:: The data ::
= Beginning of Section =
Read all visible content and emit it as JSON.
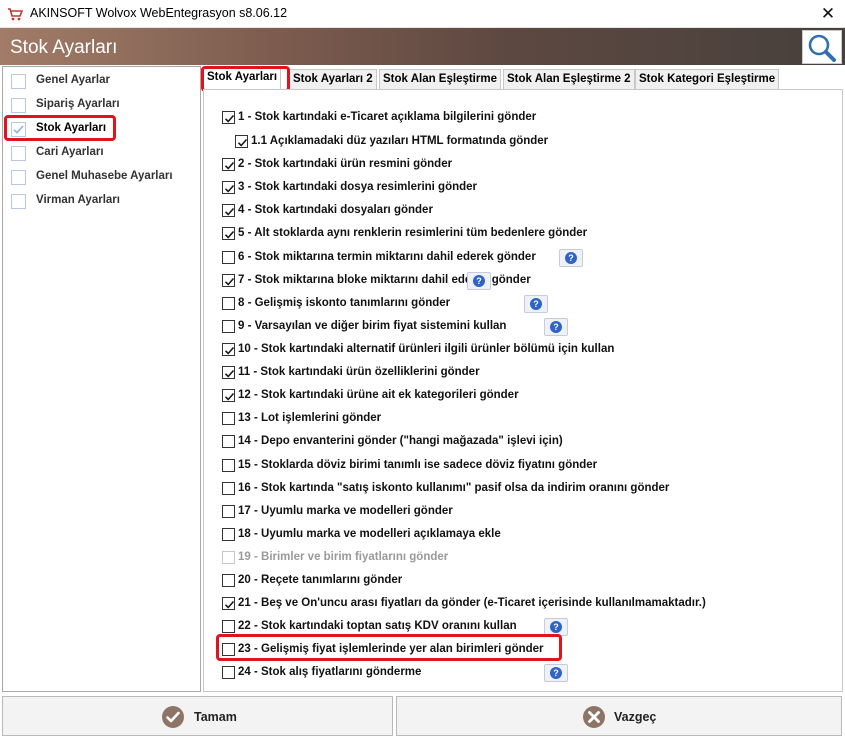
{
  "window": {
    "title": "AKINSOFT Wolvox WebEntegrasyon s8.06.12",
    "close": "✕"
  },
  "header": {
    "title": "Stok Ayarları"
  },
  "sidebar": {
    "items": [
      {
        "label": "Genel Ayarlar",
        "checked": false
      },
      {
        "label": "Sipariş Ayarları",
        "checked": false
      },
      {
        "label": "Stok Ayarları",
        "checked": true,
        "active": true
      },
      {
        "label": "Cari Ayarları",
        "checked": false
      },
      {
        "label": "Genel Muhasebe Ayarları",
        "checked": false
      },
      {
        "label": "Virman Ayarları",
        "checked": false
      }
    ]
  },
  "tabs": [
    {
      "label": "Stok Ayarları",
      "active": true
    },
    {
      "label": "Stok Ayarları 2"
    },
    {
      "label": "Stok Alan Eşleştirme"
    },
    {
      "label": "Stok Alan Eşleştirme 2"
    },
    {
      "label": "Stok Kategori Eşleştirme"
    }
  ],
  "options": [
    {
      "label": "1 - Stok kartındaki e-Ticaret açıklama bilgilerini gönder",
      "checked": true
    },
    {
      "label": "1.1 Açıklamadaki düz yazıları HTML formatında gönder",
      "checked": true,
      "indent": true
    },
    {
      "label": "2 - Stok kartındaki ürün resmini gönder",
      "checked": true
    },
    {
      "label": "3 - Stok kartındaki dosya resimlerini gönder",
      "checked": true
    },
    {
      "label": "4 - Stok kartındaki dosyaları gönder",
      "checked": true
    },
    {
      "label": "5 - Alt stoklarda aynı renklerin resimlerini tüm bedenlere gönder",
      "checked": true
    },
    {
      "label": "6 - Stok miktarına termin miktarını dahil ederek gönder",
      "checked": false,
      "help": true
    },
    {
      "label": "7 - Stok miktarına bloke miktarını dahil ederek gönder",
      "checked": true,
      "help": true
    },
    {
      "label": "8 - Gelişmiş iskonto tanımlarını gönder",
      "checked": false,
      "help": true
    },
    {
      "label": "9 - Varsayılan ve diğer birim fiyat sistemini kullan",
      "checked": false,
      "help": true
    },
    {
      "label": "10 - Stok kartındaki alternatif ürünleri ilgili ürünler bölümü için kullan",
      "checked": true
    },
    {
      "label": "11 - Stok kartındaki ürün özelliklerini gönder",
      "checked": true
    },
    {
      "label": "12 - Stok kartındaki ürüne ait ek kategorileri gönder",
      "checked": true
    },
    {
      "label": "13 - Lot işlemlerini gönder",
      "checked": false
    },
    {
      "label": "14 - Depo envanterini gönder (\"hangi mağazada\" işlevi için)",
      "checked": false
    },
    {
      "label": "15 - Stoklarda döviz birimi tanımlı ise sadece döviz fiyatını gönder",
      "checked": false
    },
    {
      "label": "16 - Stok kartında \"satış iskonto kullanımı\" pasif olsa da indirim oranını gönder",
      "checked": false
    },
    {
      "label": "17 - Uyumlu marka ve modelleri gönder",
      "checked": false
    },
    {
      "label": "18 - Uyumlu marka ve modelleri açıklamaya ekle",
      "checked": false
    },
    {
      "label": "19 - Birimler ve birim fiyatlarını gönder",
      "checked": false,
      "disabled": true
    },
    {
      "label": "20 - Reçete tanımlarını gönder",
      "checked": false
    },
    {
      "label": "21 - Beş ve On'uncu arası fiyatları da gönder (e-Ticaret içerisinde kullanılmamaktadır.)",
      "checked": true
    },
    {
      "label": "22 - Stok kartındaki toptan satış KDV oranını kullan",
      "checked": false,
      "help": true
    },
    {
      "label": "23 - Gelişmiş fiyat işlemlerinde yer alan birimleri gönder",
      "checked": false,
      "highlight": true
    },
    {
      "label": "24 - Stok alış fiyatlarını gönderme",
      "checked": false,
      "help": true
    }
  ],
  "footer": {
    "ok_label": "Tamam",
    "cancel_label": "Vazgeç"
  },
  "colors": {
    "highlight": "#e0141a",
    "check": "#1a1a1a",
    "help_icon": "#2f63c8"
  },
  "icons": {
    "search": "magnifier-icon",
    "ok": "checkmark-circle-icon",
    "cancel": "x-circle-icon",
    "help": "question-icon"
  }
}
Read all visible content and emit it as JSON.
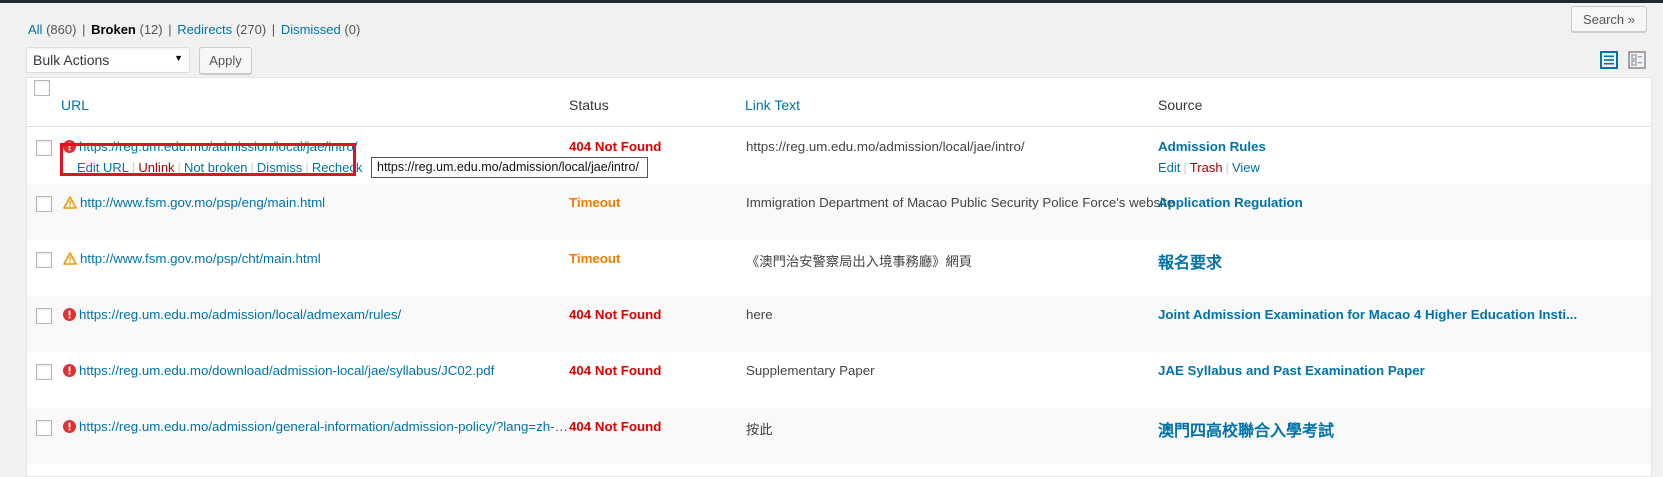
{
  "filters": {
    "all": {
      "label": "All",
      "count": "(860)"
    },
    "broken": {
      "label": "Broken",
      "count": "(12)"
    },
    "redirects": {
      "label": "Redirects",
      "count": "(270)"
    },
    "dismissed": {
      "label": "Dismissed",
      "count": "(0)"
    }
  },
  "search_button": "Search »",
  "bulk_actions": {
    "selected": "Bulk Actions",
    "apply_label": "Apply"
  },
  "table": {
    "headers": {
      "url": "URL",
      "status": "Status",
      "link_text": "Link Text",
      "source": "Source"
    },
    "rows": [
      {
        "url": "https://reg.um.edu.mo/admission/local/jae/intro/",
        "status": "404 Not Found",
        "link_text": "https://reg.um.edu.mo/admission/local/jae/intro/",
        "source": "Admission Rules"
      },
      {
        "url": "http://www.fsm.gov.mo/psp/eng/main.html",
        "status": "Timeout",
        "link_text": "Immigration Department of Macao Public Security Police Force's website",
        "source": "Application Regulation"
      },
      {
        "url": "http://www.fsm.gov.mo/psp/cht/main.html",
        "status": "Timeout",
        "link_text": "《澳門治安警察局出入境事務廳》網頁",
        "source": "報名要求"
      },
      {
        "url": "https://reg.um.edu.mo/admission/local/admexam/rules/",
        "status": "404 Not Found",
        "link_text": "here",
        "source": "Joint Admission Examination for Macao 4 Higher Education Insti..."
      },
      {
        "url": "https://reg.um.edu.mo/download/admission-local/jae/syllabus/JC02.pdf",
        "status": "404 Not Found",
        "link_text": "Supplementary Paper",
        "source": "JAE Syllabus and Past Examination Paper"
      },
      {
        "url": "https://reg.um.edu.mo/admission/general-information/admission-policy/?lang=zh-ha...",
        "status": "404 Not Found",
        "link_text": "按此",
        "source": "澳門四高校聯合入學考試"
      }
    ]
  },
  "row_actions": {
    "edit_url": "Edit URL",
    "unlink": "Unlink",
    "not_broken": "Not broken",
    "dismiss": "Dismiss",
    "recheck": "Recheck"
  },
  "source_actions": {
    "edit": "Edit",
    "trash": "Trash",
    "view": "View"
  },
  "tooltip": "https://reg.um.edu.mo/admission/local/jae/intro/",
  "icons": {
    "error": "error-circle-icon",
    "warning": "warning-triangle-icon",
    "list_view": "list-view-icon",
    "excerpt_view": "excerpt-view-icon"
  },
  "colors": {
    "link": "#0073aa",
    "error": "#e00000",
    "timeout": "#ee7d00",
    "highlight": "#e8101c"
  }
}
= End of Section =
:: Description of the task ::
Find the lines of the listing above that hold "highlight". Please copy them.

:: Solved exercise ::
      "highlight": true
    "highlight": "#e0141a",
    "highlight": "#e8101c"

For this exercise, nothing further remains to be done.